TASK ITEM >> The following entries are to be repeated exactly, and the pictures are to be left behind.

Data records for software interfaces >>
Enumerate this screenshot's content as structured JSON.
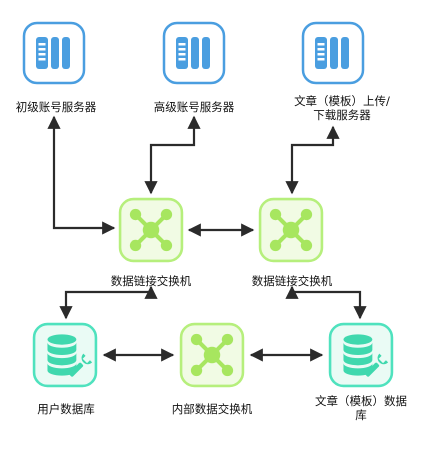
{
  "nodes": {
    "basic_account_server": {
      "label": "初级账号服务器",
      "kind": "server"
    },
    "advanced_account_server": {
      "label": "高级账号服务器",
      "kind": "server"
    },
    "article_upload_server": {
      "label_line1": "文章（模板）上传/",
      "label_line2": "下载服务器",
      "kind": "server"
    },
    "data_link_switch_1": {
      "label": "数据链接交换机",
      "kind": "switch"
    },
    "data_link_switch_2": {
      "label": "数据链接交换机",
      "kind": "switch"
    },
    "internal_data_switch": {
      "label": "内部数据交换机",
      "kind": "switch"
    },
    "user_database": {
      "label": "用户数据库",
      "kind": "database"
    },
    "article_database": {
      "label_line1": "文章（模板）数据",
      "label_line2": "库",
      "kind": "database"
    }
  },
  "colors": {
    "server_border": "#4a9ee0",
    "server_fill": "#4a9ee0",
    "switch_border": "#b6ef7c",
    "switch_bg": "#f1fbe4",
    "switch_fill": "#a7e65f",
    "db_border": "#4fe2be",
    "db_bg": "#eafbf5",
    "db_fill": "#3fd8ae",
    "line": "#2b2b2b"
  }
}
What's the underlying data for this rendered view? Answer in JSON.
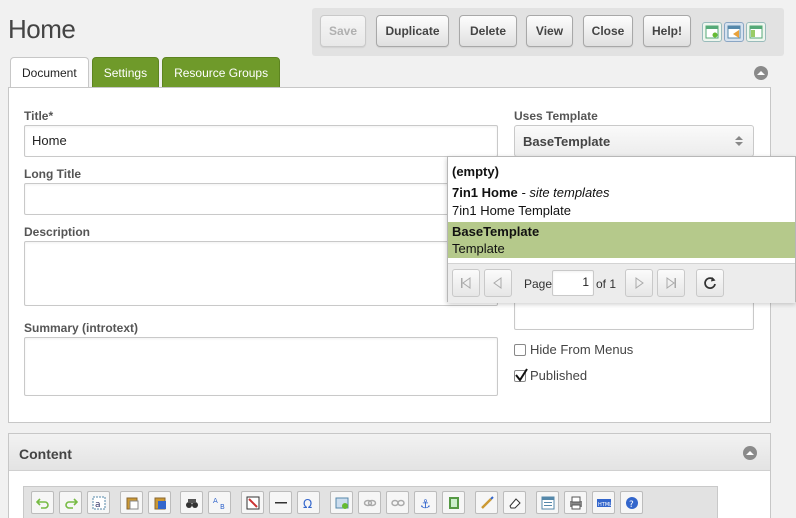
{
  "page": {
    "title": "Home"
  },
  "toolbar": {
    "save": "Save",
    "duplicate": "Duplicate",
    "delete": "Delete",
    "view": "View",
    "close": "Close",
    "help": "Help!"
  },
  "tabs": [
    "Document",
    "Settings",
    "Resource Groups"
  ],
  "form": {
    "title_label": "Title*",
    "title_value": "Home",
    "long_title_label": "Long Title",
    "long_title_value": "",
    "description_label": "Description",
    "description_value": "",
    "summary_label": "Summary (introtext)",
    "summary_value": "",
    "template_label": "Uses Template",
    "template_value": "BaseTemplate",
    "hide_menus_label": "Hide From Menus",
    "hide_menus_checked": false,
    "published_label": "Published",
    "published_checked": true
  },
  "dropdown": {
    "items": [
      {
        "name": "(empty)"
      },
      {
        "name": "7in1 Home",
        "category": "- site templates",
        "desc": "7in1 Home Template"
      },
      {
        "name": "BaseTemplate",
        "desc": "Template",
        "selected": true
      }
    ],
    "pager": {
      "page_label": "Page",
      "page_value": "1",
      "of_label": "of 1"
    }
  },
  "content": {
    "title": "Content"
  },
  "colors": {
    "tab_green": "#6f9a2a",
    "selected_row": "#b5c98b"
  },
  "editor_icons": [
    "undo-icon",
    "redo-icon",
    "select-all-icon",
    "paste-icon",
    "paste-word-icon",
    "find-icon",
    "replace-icon",
    "cleanup-icon",
    "horizontal-rule-icon",
    "special-char-icon",
    "insert-image-icon",
    "link-icon",
    "unlink-icon",
    "anchor-icon",
    "media-icon",
    "style-icon",
    "erase-icon",
    "template-icon",
    "print-icon",
    "html-icon",
    "help-icon"
  ]
}
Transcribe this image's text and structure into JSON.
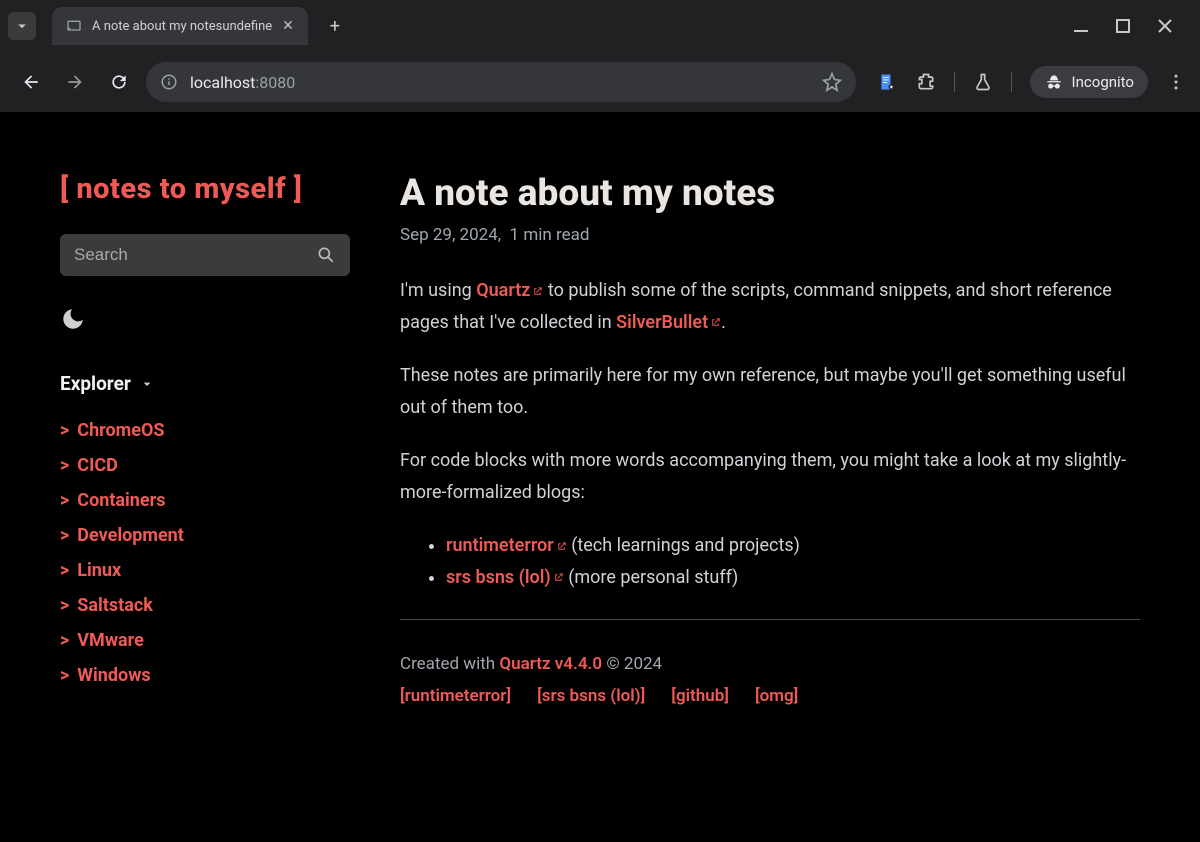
{
  "browser": {
    "tab_title": "A note about my notesundefine",
    "url_host": "localhost",
    "url_port": ":8080",
    "incognito_label": "Incognito"
  },
  "sidebar": {
    "site_title": "[ notes to myself ]",
    "search_placeholder": "Search",
    "explorer_label": "Explorer",
    "items": [
      {
        "label": "ChromeOS"
      },
      {
        "label": "CICD"
      },
      {
        "label": "Containers"
      },
      {
        "label": "Development"
      },
      {
        "label": "Linux"
      },
      {
        "label": "Saltstack"
      },
      {
        "label": "VMware"
      },
      {
        "label": "Windows"
      }
    ]
  },
  "article": {
    "title": "A note about my notes",
    "date": "Sep 29, 2024,",
    "read_time": "1 min read",
    "p1_a": "I'm using ",
    "link_quartz": "Quartz",
    "p1_b": " to publish some of the scripts, command snippets, and short reference pages that I've collected in ",
    "link_silverbullet": "SilverBullet",
    "p1_c": ".",
    "p2": "These notes are primarily here for my own reference, but maybe you'll get something useful out of them too.",
    "p3": "For code blocks with more words accompanying them, you might take a look at my slightly-more-formalized blogs:",
    "blog_links": [
      {
        "label": "runtimeterror",
        "desc": " (tech learnings and projects)"
      },
      {
        "label": "srs bsns (lol)",
        "desc": " (more personal stuff)"
      }
    ],
    "footer_created": "Created with ",
    "footer_quartz": "Quartz v4.4.0",
    "footer_copyright": " © 2024",
    "footer_nav": [
      {
        "label": "[runtimeterror]"
      },
      {
        "label": "[srs bsns (lol)]"
      },
      {
        "label": "[github]"
      },
      {
        "label": "[omg]"
      }
    ]
  }
}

YOUR SOLUTION >>
Enumerate this screenshot's content as structured JSON.
{
  "nodes": {
    "basic_account_server": {
      "label": "初级账号服务器",
      "kind": "server"
    },
    "advanced_account_server": {
      "label": "高级账号服务器",
      "kind": "server"
    },
    "article_upload_server": {
      "label_line1": "文章（模板）上传/",
      "label_line2": "下载服务器",
      "kind": "server"
    },
    "data_link_switch_1": {
      "label": "数据链接交换机",
      "kind": "switch"
    },
    "data_link_switch_2": {
      "label": "数据链接交换机",
      "kind": "switch"
    },
    "internal_data_switch": {
      "label": "内部数据交换机",
      "kind": "switch"
    },
    "user_database": {
      "label": "用户数据库",
      "kind": "database"
    },
    "article_database": {
      "label_line1": "文章（模板）数据",
      "label_line2": "库",
      "kind": "database"
    }
  },
  "colors": {
    "server_border": "#4a9ee0",
    "server_fill": "#4a9ee0",
    "switch_border": "#b6ef7c",
    "switch_bg": "#f1fbe4",
    "switch_fill": "#a7e65f",
    "db_border": "#4fe2be",
    "db_bg": "#eafbf5",
    "db_fill": "#3fd8ae",
    "line": "#2b2b2b"
  }
}
What's the underlying data for this rendered view? Answer in JSON.
{
  "page": {
    "title": "Home"
  },
  "toolbar": {
    "save": "Save",
    "duplicate": "Duplicate",
    "delete": "Delete",
    "view": "View",
    "close": "Close",
    "help": "Help!"
  },
  "tabs": [
    "Document",
    "Settings",
    "Resource Groups"
  ],
  "form": {
    "title_label": "Title*",
    "title_value": "Home",
    "long_title_label": "Long Title",
    "long_title_value": "",
    "description_label": "Description",
    "description_value": "",
    "summary_label": "Summary (introtext)",
    "summary_value": "",
    "template_label": "Uses Template",
    "template_value": "BaseTemplate",
    "hide_menus_label": "Hide From Menus",
    "hide_menus_checked": false,
    "published_label": "Published",
    "published_checked": true
  },
  "dropdown": {
    "items": [
      {
        "name": "(empty)"
      },
      {
        "name": "7in1 Home",
        "category": "- site templates",
        "desc": "7in1 Home Template"
      },
      {
        "name": "BaseTemplate",
        "desc": "Template",
        "selected": true
      }
    ],
    "pager": {
      "page_label": "Page",
      "page_value": "1",
      "of_label": "of 1"
    }
  },
  "content": {
    "title": "Content"
  },
  "colors": {
    "tab_green": "#6f9a2a",
    "selected_row": "#b5c98b"
  },
  "editor_icons": [
    "undo-icon",
    "redo-icon",
    "select-all-icon",
    "paste-icon",
    "paste-word-icon",
    "find-icon",
    "replace-icon",
    "cleanup-icon",
    "horizontal-rule-icon",
    "special-char-icon",
    "insert-image-icon",
    "link-icon",
    "unlink-icon",
    "anchor-icon",
    "media-icon",
    "style-icon",
    "erase-icon",
    "template-icon",
    "print-icon",
    "html-icon",
    "help-icon"
  ]
}
Transcribe this image's text and structure into JSON.
{
  "browser": {
    "tab_title": "A note about my notesundefine",
    "url_host": "localhost",
    "url_port": ":8080",
    "incognito_label": "Incognito"
  },
  "sidebar": {
    "site_title": "[ notes to myself ]",
    "search_placeholder": "Search",
    "explorer_label": "Explorer",
    "items": [
      {
        "label": "ChromeOS"
      },
      {
        "label": "CICD"
      },
      {
        "label": "Containers"
      },
      {
        "label": "Development"
      },
      {
        "label": "Linux"
      },
      {
        "label": "Saltstack"
      },
      {
        "label": "VMware"
      },
      {
        "label": "Windows"
      }
    ]
  },
  "article": {
    "title": "A note about my notes",
    "date": "Sep 29, 2024,",
    "read_time": "1 min read",
    "p1_a": "I'm using ",
    "link_quartz": "Quartz",
    "p1_b": " to publish some of the scripts, command snippets, and short reference pages that I've collected in ",
    "link_silverbullet": "SilverBullet",
    "p1_c": ".",
    "p2": "These notes are primarily here for my own reference, but maybe you'll get something useful out of them too.",
    "p3": "For code blocks with more words accompanying them, you might take a look at my slightly-more-formalized blogs:",
    "blog_links": [
      {
        "label": "runtimeterror",
        "desc": " (tech learnings and projects)"
      },
      {
        "label": "srs bsns (lol)",
        "desc": " (more personal stuff)"
      }
    ],
    "footer_created": "Created with ",
    "footer_quartz": "Quartz v4.4.0",
    "footer_copyright": " © 2024",
    "footer_nav": [
      {
        "label": "[runtimeterror]"
      },
      {
        "label": "[srs bsns (lol)]"
      },
      {
        "label": "[github]"
      },
      {
        "label": "[omg]"
      }
    ]
  }
}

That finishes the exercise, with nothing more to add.